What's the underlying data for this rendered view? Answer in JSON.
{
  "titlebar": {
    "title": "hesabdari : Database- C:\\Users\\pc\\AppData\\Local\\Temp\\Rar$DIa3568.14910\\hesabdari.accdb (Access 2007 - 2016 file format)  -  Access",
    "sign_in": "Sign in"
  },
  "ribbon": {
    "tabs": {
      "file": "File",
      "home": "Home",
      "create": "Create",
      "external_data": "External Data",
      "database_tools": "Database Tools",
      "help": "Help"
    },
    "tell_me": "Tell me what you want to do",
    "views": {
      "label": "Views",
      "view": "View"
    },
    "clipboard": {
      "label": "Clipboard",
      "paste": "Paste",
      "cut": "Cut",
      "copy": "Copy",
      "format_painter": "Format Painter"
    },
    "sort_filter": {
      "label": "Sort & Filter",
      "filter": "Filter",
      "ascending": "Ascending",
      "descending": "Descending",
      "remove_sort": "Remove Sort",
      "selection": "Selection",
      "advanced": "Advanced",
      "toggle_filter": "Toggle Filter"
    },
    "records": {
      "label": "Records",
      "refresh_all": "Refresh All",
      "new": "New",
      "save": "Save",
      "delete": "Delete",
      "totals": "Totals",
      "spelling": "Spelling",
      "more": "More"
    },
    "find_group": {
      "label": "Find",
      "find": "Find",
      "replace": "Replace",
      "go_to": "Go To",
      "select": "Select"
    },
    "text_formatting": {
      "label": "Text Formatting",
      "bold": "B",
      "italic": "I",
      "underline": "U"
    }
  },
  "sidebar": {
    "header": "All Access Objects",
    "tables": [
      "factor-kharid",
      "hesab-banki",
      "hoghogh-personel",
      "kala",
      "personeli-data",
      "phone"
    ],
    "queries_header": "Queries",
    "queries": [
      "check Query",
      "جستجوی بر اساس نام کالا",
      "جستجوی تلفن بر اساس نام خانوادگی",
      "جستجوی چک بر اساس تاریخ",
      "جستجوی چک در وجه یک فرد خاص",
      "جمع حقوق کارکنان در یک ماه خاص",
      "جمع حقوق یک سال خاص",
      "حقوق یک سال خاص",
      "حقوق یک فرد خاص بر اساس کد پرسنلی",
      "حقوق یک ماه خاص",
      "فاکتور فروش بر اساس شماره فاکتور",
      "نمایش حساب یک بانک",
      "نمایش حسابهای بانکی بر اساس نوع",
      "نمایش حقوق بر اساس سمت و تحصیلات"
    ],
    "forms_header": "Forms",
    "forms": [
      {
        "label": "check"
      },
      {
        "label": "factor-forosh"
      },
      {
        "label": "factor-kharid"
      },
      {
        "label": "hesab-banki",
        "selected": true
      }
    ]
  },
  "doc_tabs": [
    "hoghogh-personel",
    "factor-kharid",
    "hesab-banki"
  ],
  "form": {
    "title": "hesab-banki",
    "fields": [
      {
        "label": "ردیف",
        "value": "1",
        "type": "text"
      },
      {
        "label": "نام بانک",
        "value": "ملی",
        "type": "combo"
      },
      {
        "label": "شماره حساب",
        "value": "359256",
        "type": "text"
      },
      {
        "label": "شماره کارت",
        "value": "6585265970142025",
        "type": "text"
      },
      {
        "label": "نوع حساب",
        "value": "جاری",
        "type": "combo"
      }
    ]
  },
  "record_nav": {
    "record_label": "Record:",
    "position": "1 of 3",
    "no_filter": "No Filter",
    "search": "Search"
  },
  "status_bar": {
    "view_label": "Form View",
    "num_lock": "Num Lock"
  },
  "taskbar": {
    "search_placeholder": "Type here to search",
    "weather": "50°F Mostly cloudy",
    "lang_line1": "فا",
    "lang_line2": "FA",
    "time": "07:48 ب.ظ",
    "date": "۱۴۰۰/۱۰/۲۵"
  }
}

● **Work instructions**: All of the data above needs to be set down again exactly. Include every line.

● **Exercise response**:
What's the underlying data for this rendered view? Answer in JSON.
{
  "titlebar": {
    "title": "hesabdari : Database- C:\\Users\\pc\\AppData\\Local\\Temp\\Rar$DIa3568.14910\\hesabdari.accdb (Access 2007 - 2016 file format)  -  Access",
    "sign_in": "Sign in"
  },
  "ribbon": {
    "tabs": {
      "file": "File",
      "home": "Home",
      "create": "Create",
      "external_data": "External Data",
      "database_tools": "Database Tools",
      "help": "Help"
    },
    "tell_me": "Tell me what you want to do",
    "views": {
      "label": "Views",
      "view": "View"
    },
    "clipboard": {
      "label": "Clipboard",
      "paste": "Paste",
      "cut": "Cut",
      "copy": "Copy",
      "format_painter": "Format Painter"
    },
    "sort_filter": {
      "label": "Sort & Filter",
      "filter": "Filter",
      "ascending": "Ascending",
      "descending": "Descending",
      "remove_sort": "Remove Sort",
      "selection": "Selection",
      "advanced": "Advanced",
      "toggle_filter": "Toggle Filter"
    },
    "records": {
      "label": "Records",
      "refresh_all": "Refresh All",
      "new": "New",
      "save": "Save",
      "delete": "Delete",
      "totals": "Totals",
      "spelling": "Spelling",
      "more": "More"
    },
    "find_group": {
      "label": "Find",
      "find": "Find",
      "replace": "Replace",
      "go_to": "Go To",
      "select": "Select"
    },
    "text_formatting": {
      "label": "Text Formatting",
      "bold": "B",
      "italic": "I",
      "underline": "U"
    }
  },
  "sidebar": {
    "header": "All Access Objects",
    "tables": [
      "factor-kharid",
      "hesab-banki",
      "hoghogh-personel",
      "kala",
      "personeli-data",
      "phone"
    ],
    "queries_header": "Queries",
    "queries": [
      "check Query",
      "جستجوی بر اساس نام کالا",
      "جستجوی تلفن بر اساس نام خانوادگی",
      "جستجوی چک بر اساس تاریخ",
      "جستجوی چک در وجه یک فرد خاص",
      "جمع حقوق کارکنان در یک ماه خاص",
      "جمع حقوق یک سال خاص",
      "حقوق یک سال خاص",
      "حقوق یک فرد خاص بر اساس کد پرسنلی",
      "حقوق یک ماه خاص",
      "فاکتور فروش بر اساس شماره فاکتور",
      "نمایش حساب یک بانک",
      "نمایش حسابهای بانکی بر اساس نوع",
      "نمایش حقوق بر اساس سمت و تحصیلات"
    ],
    "forms_header": "Forms",
    "forms": [
      {
        "label": "check"
      },
      {
        "label": "factor-forosh"
      },
      {
        "label": "factor-kharid"
      },
      {
        "label": "hesab-banki",
        "selected": true
      }
    ]
  },
  "doc_tabs": [
    "hoghogh-personel",
    "factor-kharid",
    "hesab-banki"
  ],
  "form": {
    "title": "hesab-banki",
    "fields": [
      {
        "label": "ردیف",
        "value": "1",
        "type": "text"
      },
      {
        "label": "نام بانک",
        "value": "ملی",
        "type": "combo"
      },
      {
        "label": "شماره حساب",
        "value": "359256",
        "type": "text"
      },
      {
        "label": "شماره کارت",
        "value": "6585265970142025",
        "type": "text"
      },
      {
        "label": "نوع حساب",
        "value": "جاری",
        "type": "combo"
      }
    ]
  },
  "record_nav": {
    "record_label": "Record:",
    "position": "1 of 3",
    "no_filter": "No Filter",
    "search": "Search"
  },
  "status_bar": {
    "view_label": "Form View",
    "num_lock": "Num Lock"
  },
  "taskbar": {
    "search_placeholder": "Type here to search",
    "weather": "50°F Mostly cloudy",
    "lang_line1": "فا",
    "lang_line2": "FA",
    "time": "07:48 ب.ظ",
    "date": "۱۴۰۰/۱۰/۲۵"
  }
}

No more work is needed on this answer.